From DeWitt Clinton
New York 22 June 1804
Since my letter to you,1 having received a notification from Genl Rey that the french frigates intended to remain in this port until a more favorable opportunity as they were now prevented from sailing with the first fair wind by a superior force, I permitted the Pilots to rejoin the British vessels of war at the Hook; altho’ I should have conceived myself perfectly justified in withholding from them every facility and comfort until they delivered up the men and particularly the American Citizen or Citizens impressed within the State. It is now reported that they have done this, but I have received no information respecting it sufficiently authentic to authorize my communicating it to you in any other way than as a report which I think probably correct.
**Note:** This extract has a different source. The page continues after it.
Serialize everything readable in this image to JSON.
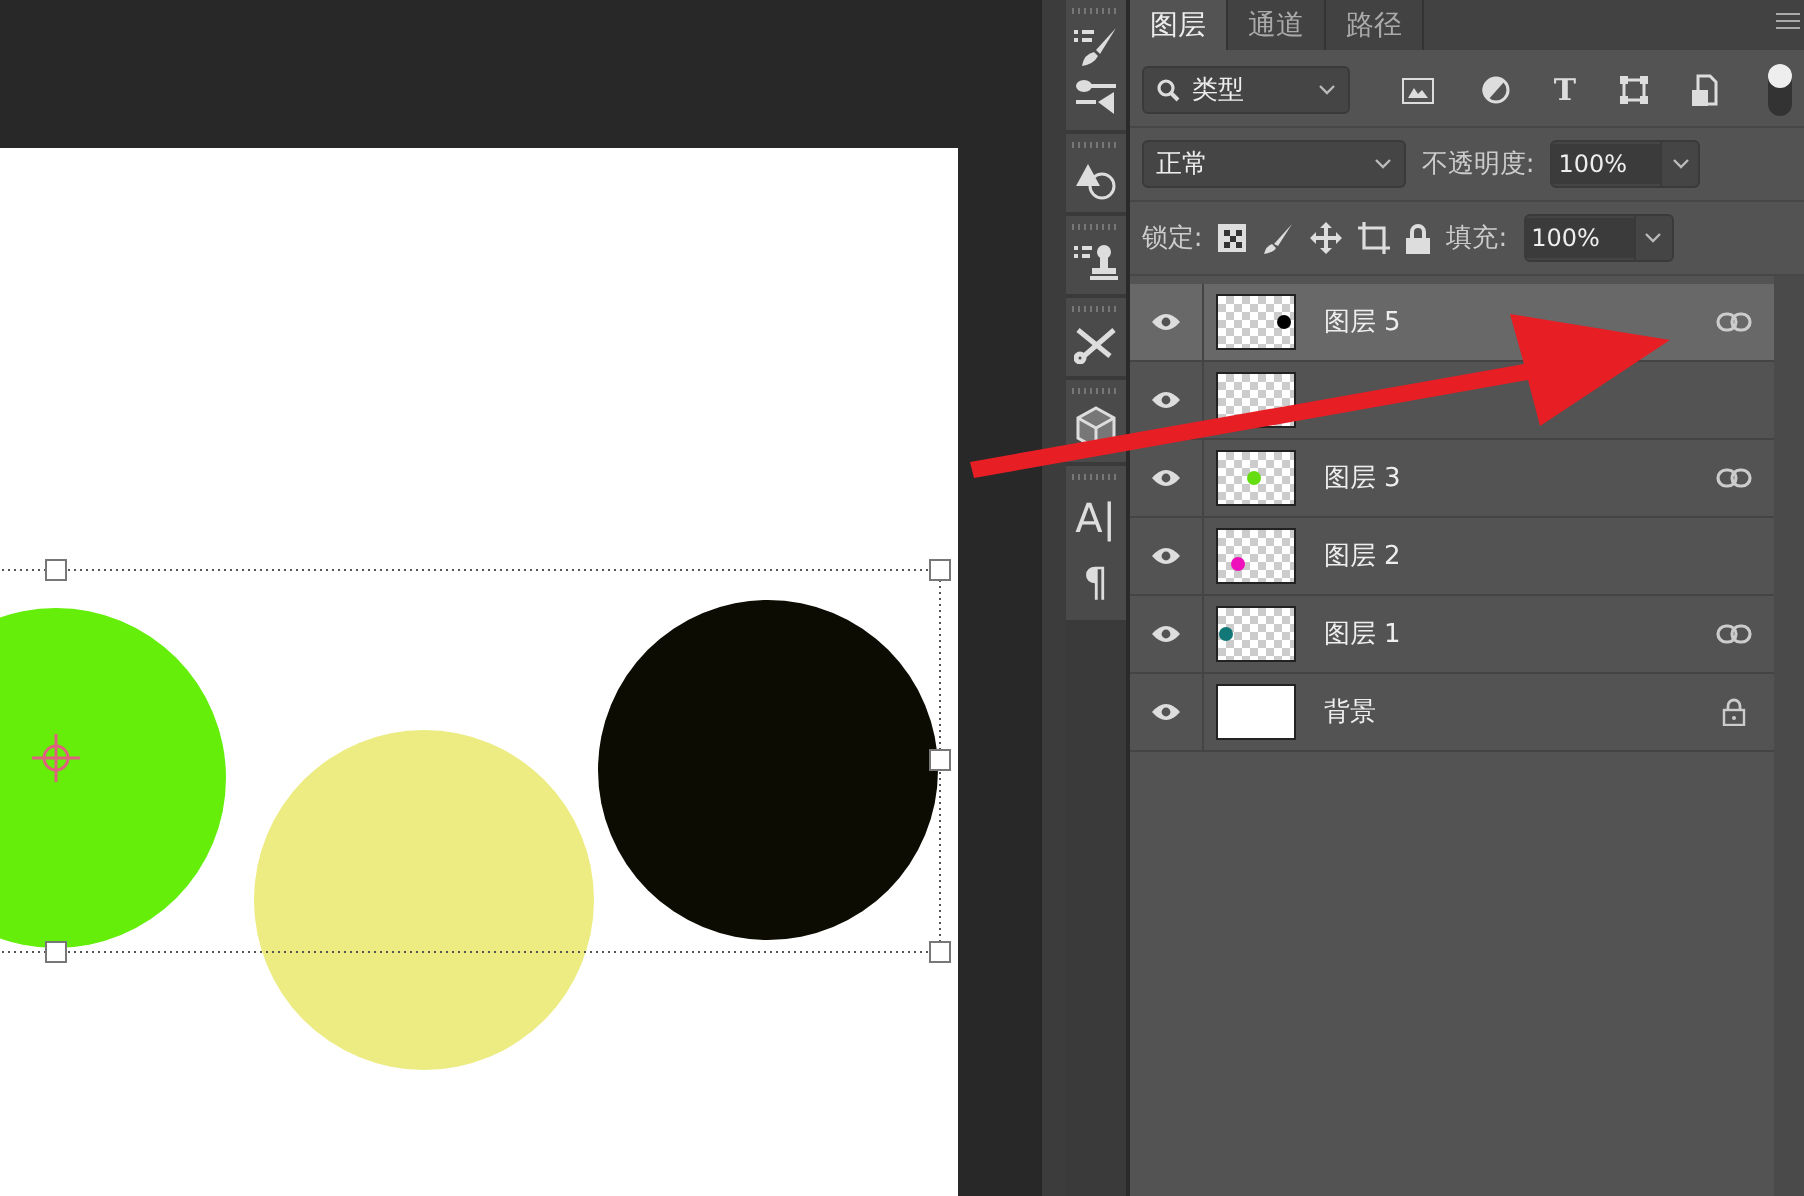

I inclose you certain documents2 to support the affidavit of John Squire and I shall transmit the affidavits of the Health Officer and his assistant as soon as I can procure them. I have the honor to be &c
(Signed) De Witt Clinton
RC and enclosures (DNA: RG 59, ML); letterbook copy (NNC). RC in a clerk’s hand; marked “(Copy).” Letterbook copy is followed by a note: “Sent on Wilsons Affidavit No. 11 / Mc.Lean & others No. 12.” For enclosures (3 pp.), see n. 2.
2. Clinton enclosed copies of two depositions, both dated 21 June 1804: Alexander Wilson testified that he had witnessed Lt. John Squire’s attempt to board the Pitt while the British “appeared to have full possession” of it and heard the statements of a British officer who “commanded the said Lieutenant to keep off and damned the revenue officers and the UStates”; Allen McLean and three others testified that they were in the Vigilant’s boat with Lieutenant Squire alongside the Pitt and witnessed the actions of the British officers who forbade Squire to board and threatened him with cutlass and pike if he attempted to do so.